In this volume, emerging and established scholars bring ethical and political concerns for the environment, nonhuman animals and social justice to the study of nineteenth-century visual culture. They draw their theoretical inspiration from the vitality of emerging critical discourses, such as new materialism, ecofeminism, critical animal studies, food studies, object-oriented ontology and affect theory. This timely volume looks back at the early decades of the Anthropocene to query the agency of visual culture to critique, create and maintain more resilient and biologically diverse local and global ecologies.

chapter 1|12 pages


ByMaura Coughlin, Emily Gephart

part 1|64 pages

Political Ecologies and the Movement of Things

chapter 2|16 pages

“A Demonstration to the World”

Art, Political Ecology and the Global American Civil War
ByAlan C. Braddock

chapter 3|17 pages

Crafting “Nature”

Ecocriticism, Environmental Violence and the Transnational Arts and Crafts Movement
ByRosie Ibbotson

chapter 4|12 pages

An Ecolonial Reassessment of the Indian Craze

Elbridge Ayer Burbank and Standing Bear
ByJessica L. Horton

chapter 5|15 pages

The Panama Canal Zone as a Hybrid Landscape

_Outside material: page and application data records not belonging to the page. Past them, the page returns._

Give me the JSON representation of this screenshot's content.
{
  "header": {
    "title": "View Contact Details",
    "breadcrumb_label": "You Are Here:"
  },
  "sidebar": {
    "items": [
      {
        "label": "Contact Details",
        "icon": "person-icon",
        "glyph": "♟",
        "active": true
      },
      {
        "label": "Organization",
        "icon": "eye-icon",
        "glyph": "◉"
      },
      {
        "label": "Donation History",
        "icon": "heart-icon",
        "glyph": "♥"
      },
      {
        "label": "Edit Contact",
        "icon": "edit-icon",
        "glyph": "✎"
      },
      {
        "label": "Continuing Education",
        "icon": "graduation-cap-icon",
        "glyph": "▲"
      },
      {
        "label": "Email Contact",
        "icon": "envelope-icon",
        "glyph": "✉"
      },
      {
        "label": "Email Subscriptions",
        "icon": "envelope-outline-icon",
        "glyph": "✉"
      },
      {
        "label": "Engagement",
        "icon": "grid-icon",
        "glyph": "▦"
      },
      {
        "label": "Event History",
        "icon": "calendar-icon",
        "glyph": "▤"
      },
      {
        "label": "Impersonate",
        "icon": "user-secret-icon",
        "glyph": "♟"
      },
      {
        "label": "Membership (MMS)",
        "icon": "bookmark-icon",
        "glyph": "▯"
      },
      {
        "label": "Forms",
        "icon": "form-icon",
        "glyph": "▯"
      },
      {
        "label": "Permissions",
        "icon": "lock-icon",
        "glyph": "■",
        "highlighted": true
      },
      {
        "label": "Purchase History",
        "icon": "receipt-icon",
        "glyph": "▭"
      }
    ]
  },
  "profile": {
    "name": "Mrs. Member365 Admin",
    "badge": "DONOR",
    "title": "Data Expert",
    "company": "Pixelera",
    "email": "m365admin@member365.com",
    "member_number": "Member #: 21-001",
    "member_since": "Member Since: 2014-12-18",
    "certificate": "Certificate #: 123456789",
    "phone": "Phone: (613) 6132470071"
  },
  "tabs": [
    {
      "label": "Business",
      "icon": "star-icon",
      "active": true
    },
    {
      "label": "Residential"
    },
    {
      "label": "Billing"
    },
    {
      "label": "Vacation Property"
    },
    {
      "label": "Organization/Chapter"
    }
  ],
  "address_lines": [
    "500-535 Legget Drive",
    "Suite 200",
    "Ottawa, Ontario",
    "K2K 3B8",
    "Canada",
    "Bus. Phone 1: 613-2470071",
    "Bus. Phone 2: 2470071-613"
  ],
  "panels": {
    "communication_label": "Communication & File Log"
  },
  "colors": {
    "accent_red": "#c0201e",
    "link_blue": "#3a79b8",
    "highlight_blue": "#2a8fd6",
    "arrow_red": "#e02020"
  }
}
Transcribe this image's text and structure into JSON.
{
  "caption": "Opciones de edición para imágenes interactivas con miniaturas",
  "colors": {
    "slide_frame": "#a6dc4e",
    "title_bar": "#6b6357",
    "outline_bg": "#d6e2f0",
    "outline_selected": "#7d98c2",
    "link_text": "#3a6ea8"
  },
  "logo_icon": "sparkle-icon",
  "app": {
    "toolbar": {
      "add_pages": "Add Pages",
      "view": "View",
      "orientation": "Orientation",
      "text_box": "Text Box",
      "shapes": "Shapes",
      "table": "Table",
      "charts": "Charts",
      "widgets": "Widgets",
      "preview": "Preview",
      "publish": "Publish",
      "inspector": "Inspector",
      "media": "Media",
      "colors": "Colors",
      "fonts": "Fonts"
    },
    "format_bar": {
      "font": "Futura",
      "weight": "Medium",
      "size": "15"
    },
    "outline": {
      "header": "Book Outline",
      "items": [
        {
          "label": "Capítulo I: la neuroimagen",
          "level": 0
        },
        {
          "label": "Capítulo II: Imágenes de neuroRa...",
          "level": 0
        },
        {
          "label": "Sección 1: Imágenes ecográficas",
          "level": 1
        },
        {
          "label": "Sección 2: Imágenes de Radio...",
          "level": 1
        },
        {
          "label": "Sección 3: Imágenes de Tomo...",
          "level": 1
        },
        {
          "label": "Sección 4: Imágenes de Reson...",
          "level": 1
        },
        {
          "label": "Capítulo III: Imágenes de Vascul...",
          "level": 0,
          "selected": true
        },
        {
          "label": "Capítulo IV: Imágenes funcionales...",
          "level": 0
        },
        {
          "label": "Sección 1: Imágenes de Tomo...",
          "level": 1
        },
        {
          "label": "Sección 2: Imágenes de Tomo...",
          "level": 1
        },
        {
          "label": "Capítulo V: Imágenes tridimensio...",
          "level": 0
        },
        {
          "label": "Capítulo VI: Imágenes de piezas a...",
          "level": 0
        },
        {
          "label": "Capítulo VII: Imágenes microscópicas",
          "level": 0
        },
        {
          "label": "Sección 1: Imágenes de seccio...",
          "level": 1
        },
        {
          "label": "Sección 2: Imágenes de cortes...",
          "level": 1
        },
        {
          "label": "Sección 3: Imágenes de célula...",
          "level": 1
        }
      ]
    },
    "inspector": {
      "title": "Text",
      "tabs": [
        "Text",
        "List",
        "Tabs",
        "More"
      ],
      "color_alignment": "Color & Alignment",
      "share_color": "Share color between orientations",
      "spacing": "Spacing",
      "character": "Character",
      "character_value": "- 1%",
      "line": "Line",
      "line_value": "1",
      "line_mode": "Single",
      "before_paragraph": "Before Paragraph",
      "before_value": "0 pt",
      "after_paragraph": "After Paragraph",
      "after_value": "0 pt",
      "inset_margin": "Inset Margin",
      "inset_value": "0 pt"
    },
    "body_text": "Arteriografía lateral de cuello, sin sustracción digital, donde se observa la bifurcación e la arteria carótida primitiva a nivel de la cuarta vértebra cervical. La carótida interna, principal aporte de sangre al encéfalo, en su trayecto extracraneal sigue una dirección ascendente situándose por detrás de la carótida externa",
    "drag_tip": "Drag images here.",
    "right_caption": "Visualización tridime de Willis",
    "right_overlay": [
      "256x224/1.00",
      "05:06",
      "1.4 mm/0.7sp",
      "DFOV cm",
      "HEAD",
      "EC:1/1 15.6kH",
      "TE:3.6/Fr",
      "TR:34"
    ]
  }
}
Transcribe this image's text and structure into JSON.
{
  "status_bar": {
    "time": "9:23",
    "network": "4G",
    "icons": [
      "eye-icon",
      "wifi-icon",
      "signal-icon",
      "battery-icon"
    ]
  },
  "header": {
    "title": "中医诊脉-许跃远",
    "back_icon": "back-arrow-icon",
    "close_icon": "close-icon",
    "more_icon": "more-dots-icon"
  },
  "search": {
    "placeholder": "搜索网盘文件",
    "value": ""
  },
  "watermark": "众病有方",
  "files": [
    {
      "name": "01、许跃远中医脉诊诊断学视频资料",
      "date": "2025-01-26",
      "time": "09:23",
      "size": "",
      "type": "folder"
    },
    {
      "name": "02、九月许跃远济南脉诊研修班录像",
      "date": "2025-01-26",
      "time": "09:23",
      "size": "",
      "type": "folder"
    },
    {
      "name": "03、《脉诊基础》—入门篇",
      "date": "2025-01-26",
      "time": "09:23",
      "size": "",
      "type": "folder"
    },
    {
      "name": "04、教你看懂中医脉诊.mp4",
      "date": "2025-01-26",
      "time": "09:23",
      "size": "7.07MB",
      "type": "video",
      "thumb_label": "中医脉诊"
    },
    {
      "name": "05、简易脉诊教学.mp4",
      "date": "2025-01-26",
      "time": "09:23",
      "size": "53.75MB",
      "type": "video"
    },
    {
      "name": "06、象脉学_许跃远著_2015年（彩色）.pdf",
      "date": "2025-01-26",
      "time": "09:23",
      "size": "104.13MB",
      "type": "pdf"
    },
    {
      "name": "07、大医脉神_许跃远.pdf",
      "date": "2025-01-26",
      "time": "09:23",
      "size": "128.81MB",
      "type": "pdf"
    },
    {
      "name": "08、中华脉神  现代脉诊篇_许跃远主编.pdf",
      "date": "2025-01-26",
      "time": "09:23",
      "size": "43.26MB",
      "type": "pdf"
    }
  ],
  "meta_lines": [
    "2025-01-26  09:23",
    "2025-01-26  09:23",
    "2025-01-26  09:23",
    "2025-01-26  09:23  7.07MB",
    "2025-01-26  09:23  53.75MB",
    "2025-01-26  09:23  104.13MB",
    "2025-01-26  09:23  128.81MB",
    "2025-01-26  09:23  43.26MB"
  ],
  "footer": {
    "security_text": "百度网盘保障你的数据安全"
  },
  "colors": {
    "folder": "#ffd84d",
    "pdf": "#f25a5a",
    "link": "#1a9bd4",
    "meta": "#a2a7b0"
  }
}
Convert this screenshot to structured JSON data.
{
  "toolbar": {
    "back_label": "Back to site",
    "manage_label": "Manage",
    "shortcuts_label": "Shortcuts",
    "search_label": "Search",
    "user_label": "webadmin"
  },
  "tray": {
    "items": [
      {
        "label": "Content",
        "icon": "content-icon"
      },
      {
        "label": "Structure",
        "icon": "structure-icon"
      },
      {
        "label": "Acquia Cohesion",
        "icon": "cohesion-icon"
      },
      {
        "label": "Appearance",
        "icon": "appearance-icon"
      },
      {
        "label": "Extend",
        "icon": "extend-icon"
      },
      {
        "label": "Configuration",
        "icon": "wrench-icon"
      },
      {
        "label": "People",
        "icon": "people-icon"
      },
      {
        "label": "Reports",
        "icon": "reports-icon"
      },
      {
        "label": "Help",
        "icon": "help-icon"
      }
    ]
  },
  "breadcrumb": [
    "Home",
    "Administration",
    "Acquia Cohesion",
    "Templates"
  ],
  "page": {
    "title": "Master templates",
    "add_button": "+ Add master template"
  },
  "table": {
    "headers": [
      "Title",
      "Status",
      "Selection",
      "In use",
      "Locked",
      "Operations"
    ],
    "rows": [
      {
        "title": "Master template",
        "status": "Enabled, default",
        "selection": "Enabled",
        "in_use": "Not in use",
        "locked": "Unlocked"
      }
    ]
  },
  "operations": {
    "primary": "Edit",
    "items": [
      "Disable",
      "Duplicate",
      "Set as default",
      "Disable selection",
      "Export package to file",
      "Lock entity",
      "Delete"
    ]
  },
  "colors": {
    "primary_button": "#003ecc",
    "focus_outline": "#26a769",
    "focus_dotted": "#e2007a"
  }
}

A Case Study 1
BySarah J. Moore

part 2|55 pages

Material Ecologies

chapter 6|13 pages

“A Gruesome Sight”

Randolph Rogers’s Nydia in a Marble World
ByLaura Turner Igoe

chapter 7|8 pages


Snow and Fantasies of Freezing in the Art of George Henry Durrie 1
ByGeorge Philip LeBourdais

chapter 8|14 pages

Picturing Industrial Landscapes

Ecocriticism in Constantin Meunier’s and Maximilien Luce’s Paintings of Belgium’s Black Country
ByCorina Weidinger

chapter 9|18 pages

Ruskin’s Storm-Cloud and Tyndall’s Blue Sky

New Materialist Diffractions of Nineteenth-Century Atmospheres
ByPolly Gould

part 3|35 pages

Depletion and Conservation of Natural Resources

chapter 10|10 pages

Gilded Age Dining

Eco-Anxiety, Fisheries Management and the Presidential China of Rutherford B. Hayes
ByNaomi Slipp

chapter 11|13 pages

Shifting Baselines, or Reading Art through Fish

ByMaura Coughlin

chapter 12|9 pages

“A Better Acquaintanceship with Our Fellows of the Wild”

George Shiras and the Limits of Trap Camera Photography
ByJessica Landau

part 4|51 pages

Natural Histories/Animal Agencies

chapter 13|8 pages

Petting Billy

Albert Laessle’s Significant Other(ness)
ByAnnie Ronan

chapter 14|14 pages

Looking at Leviathan

The First Live Cetaceans in Britain
ByKelly P. Bushnell

chapter 15|16 pages

How to Wear the Feather

Bird Hats and Ecocritical Aesthetics
ByEmily Gephart, Michael Rossi

chapter 16|12 pages

Visualizations of “Nature”

Entomology and Ecological Envisioning in the Art of Willem Roelofs and Vincent van Gogh
ByJoan E. Greer

part 5|34 pages

Agriculture and Resource Husbandry

chapter 17|10 pages

Coffee House Slip

Ecocriticism and Global Trade in Francis Guy’s Tontine Coffee House, N.Y.C.
ByCaroline L. Gillaspie

chapter 18|10 pages

“A Haunch of a Countess”

John Constable and the Deer Park at Helmingham Hall
ByKimberly Rhodes

chapter 19|14 pages

Cultivating Fruit and Equality

The Still-Life Paintings of Robert Duncanson
ByShana Klein